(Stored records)
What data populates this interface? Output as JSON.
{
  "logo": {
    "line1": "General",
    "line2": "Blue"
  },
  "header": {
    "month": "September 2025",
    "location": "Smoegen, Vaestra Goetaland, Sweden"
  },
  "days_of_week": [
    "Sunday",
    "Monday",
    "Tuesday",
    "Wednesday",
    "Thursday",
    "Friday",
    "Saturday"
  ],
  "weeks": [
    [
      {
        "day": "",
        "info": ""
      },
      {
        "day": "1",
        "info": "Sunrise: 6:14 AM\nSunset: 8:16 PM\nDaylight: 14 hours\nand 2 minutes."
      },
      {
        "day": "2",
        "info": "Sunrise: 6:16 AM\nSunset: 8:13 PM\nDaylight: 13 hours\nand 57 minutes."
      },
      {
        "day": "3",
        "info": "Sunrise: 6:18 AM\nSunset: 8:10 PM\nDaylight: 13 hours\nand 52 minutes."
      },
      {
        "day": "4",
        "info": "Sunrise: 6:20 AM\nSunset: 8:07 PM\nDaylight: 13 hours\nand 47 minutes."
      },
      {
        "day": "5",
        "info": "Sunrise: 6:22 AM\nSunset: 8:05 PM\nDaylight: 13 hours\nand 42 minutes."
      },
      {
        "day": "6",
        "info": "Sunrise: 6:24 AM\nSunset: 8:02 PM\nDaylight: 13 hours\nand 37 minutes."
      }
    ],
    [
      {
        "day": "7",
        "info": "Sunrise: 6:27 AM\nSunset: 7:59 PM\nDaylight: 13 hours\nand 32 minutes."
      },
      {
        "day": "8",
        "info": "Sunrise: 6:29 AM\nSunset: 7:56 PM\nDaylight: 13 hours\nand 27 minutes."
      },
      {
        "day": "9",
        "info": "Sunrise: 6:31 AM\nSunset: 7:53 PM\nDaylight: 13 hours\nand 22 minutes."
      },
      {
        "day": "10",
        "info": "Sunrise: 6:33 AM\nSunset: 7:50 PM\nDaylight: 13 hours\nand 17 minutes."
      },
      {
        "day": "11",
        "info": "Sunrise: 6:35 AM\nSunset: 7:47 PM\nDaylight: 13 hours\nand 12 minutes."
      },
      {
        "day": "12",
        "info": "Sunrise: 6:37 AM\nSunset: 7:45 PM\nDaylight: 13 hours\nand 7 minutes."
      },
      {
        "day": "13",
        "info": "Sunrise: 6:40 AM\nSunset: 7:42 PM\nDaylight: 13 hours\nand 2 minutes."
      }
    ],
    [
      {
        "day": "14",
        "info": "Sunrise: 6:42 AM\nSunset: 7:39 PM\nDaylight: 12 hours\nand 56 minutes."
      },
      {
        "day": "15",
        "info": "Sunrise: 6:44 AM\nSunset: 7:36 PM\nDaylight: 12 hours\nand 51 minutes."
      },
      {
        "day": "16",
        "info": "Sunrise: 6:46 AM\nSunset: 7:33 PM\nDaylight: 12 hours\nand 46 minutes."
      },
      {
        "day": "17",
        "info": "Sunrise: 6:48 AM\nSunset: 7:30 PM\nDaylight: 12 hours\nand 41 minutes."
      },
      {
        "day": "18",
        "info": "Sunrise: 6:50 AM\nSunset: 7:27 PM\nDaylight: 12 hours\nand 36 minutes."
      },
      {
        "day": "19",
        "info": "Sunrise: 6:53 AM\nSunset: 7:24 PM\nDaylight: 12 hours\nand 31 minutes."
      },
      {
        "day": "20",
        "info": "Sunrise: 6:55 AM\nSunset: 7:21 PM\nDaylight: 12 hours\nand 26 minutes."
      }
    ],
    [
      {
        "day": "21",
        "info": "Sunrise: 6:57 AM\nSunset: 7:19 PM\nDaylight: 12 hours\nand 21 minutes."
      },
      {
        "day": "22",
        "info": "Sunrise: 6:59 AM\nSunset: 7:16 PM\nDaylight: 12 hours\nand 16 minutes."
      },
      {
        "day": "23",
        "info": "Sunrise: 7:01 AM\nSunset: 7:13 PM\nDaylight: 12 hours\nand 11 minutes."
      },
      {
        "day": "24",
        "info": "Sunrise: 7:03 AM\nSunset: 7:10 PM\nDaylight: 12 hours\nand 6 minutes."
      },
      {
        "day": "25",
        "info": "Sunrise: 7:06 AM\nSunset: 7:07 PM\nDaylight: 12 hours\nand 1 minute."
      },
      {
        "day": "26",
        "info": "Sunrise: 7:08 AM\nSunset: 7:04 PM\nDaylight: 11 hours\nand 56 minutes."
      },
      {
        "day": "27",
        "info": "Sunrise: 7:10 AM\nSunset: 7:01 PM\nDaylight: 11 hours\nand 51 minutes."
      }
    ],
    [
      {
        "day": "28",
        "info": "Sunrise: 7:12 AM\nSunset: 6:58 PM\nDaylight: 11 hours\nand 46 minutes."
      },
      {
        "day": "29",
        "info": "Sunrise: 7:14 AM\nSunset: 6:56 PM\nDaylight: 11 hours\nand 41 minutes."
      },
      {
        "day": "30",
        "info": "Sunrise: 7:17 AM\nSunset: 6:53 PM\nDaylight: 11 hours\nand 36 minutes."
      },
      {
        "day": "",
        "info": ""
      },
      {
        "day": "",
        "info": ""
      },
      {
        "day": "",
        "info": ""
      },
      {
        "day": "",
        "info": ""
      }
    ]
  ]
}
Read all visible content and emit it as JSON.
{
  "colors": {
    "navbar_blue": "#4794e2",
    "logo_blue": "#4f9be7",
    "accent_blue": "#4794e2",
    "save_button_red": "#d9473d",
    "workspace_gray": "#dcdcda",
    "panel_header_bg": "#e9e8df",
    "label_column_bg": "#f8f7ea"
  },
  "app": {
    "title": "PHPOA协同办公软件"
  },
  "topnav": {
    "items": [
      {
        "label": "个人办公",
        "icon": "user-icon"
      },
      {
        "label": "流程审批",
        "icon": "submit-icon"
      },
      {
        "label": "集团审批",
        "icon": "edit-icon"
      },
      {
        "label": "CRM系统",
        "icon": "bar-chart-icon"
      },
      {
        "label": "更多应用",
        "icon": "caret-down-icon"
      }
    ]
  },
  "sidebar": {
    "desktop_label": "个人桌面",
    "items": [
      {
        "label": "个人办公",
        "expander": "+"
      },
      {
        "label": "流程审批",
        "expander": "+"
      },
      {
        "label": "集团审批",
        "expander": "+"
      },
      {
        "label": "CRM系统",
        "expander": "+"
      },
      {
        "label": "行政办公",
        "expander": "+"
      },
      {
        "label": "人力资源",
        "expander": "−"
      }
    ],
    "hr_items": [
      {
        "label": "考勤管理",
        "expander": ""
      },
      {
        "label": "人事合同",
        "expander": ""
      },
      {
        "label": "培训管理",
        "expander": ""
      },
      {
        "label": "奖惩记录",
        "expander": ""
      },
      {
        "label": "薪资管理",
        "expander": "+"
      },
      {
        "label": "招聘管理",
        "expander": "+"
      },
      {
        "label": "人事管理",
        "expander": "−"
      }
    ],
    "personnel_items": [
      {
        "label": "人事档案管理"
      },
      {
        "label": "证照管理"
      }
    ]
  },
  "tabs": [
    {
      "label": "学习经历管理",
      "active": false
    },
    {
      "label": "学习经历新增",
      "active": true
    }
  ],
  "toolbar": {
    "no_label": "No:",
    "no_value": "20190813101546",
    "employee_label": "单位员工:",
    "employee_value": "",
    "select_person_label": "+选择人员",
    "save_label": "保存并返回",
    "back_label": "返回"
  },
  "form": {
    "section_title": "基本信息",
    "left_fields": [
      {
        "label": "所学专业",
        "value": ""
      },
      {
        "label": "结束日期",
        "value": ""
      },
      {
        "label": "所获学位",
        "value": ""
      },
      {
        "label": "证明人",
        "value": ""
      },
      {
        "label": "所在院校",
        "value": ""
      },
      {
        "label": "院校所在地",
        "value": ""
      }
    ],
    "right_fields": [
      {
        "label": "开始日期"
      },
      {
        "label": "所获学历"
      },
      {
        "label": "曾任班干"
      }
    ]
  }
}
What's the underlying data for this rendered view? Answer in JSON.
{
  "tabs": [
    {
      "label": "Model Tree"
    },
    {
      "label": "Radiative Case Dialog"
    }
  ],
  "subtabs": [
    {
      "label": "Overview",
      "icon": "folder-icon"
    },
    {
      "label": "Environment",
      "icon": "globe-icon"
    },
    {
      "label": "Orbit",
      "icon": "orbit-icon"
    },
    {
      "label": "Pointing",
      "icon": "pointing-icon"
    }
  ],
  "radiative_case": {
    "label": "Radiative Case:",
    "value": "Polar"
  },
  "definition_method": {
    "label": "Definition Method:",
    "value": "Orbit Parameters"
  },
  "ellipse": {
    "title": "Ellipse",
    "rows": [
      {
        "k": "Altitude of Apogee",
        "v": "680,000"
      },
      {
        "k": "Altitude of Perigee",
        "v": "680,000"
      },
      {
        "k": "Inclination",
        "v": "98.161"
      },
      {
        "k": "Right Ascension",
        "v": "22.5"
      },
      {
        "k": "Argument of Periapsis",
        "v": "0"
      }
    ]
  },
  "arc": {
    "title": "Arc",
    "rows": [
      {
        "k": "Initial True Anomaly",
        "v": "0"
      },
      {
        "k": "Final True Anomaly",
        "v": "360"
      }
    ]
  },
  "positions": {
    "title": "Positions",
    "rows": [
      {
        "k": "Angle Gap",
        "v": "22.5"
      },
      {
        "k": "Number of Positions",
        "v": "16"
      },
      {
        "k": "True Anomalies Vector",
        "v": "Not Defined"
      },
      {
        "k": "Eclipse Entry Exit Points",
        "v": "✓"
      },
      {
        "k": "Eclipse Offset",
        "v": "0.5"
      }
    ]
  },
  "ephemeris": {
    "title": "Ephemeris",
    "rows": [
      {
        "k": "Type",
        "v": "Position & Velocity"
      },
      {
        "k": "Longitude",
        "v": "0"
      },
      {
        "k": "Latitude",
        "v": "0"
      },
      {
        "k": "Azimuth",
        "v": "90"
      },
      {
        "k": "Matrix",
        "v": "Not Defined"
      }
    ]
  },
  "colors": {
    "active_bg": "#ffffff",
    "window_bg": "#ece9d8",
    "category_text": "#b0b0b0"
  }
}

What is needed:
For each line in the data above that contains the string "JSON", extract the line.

Answer section:
What data populates this interface? Output as JSON.
Read all visible content and emit it as JSON.
What's the underlying data for this rendered view? Answer in JSON.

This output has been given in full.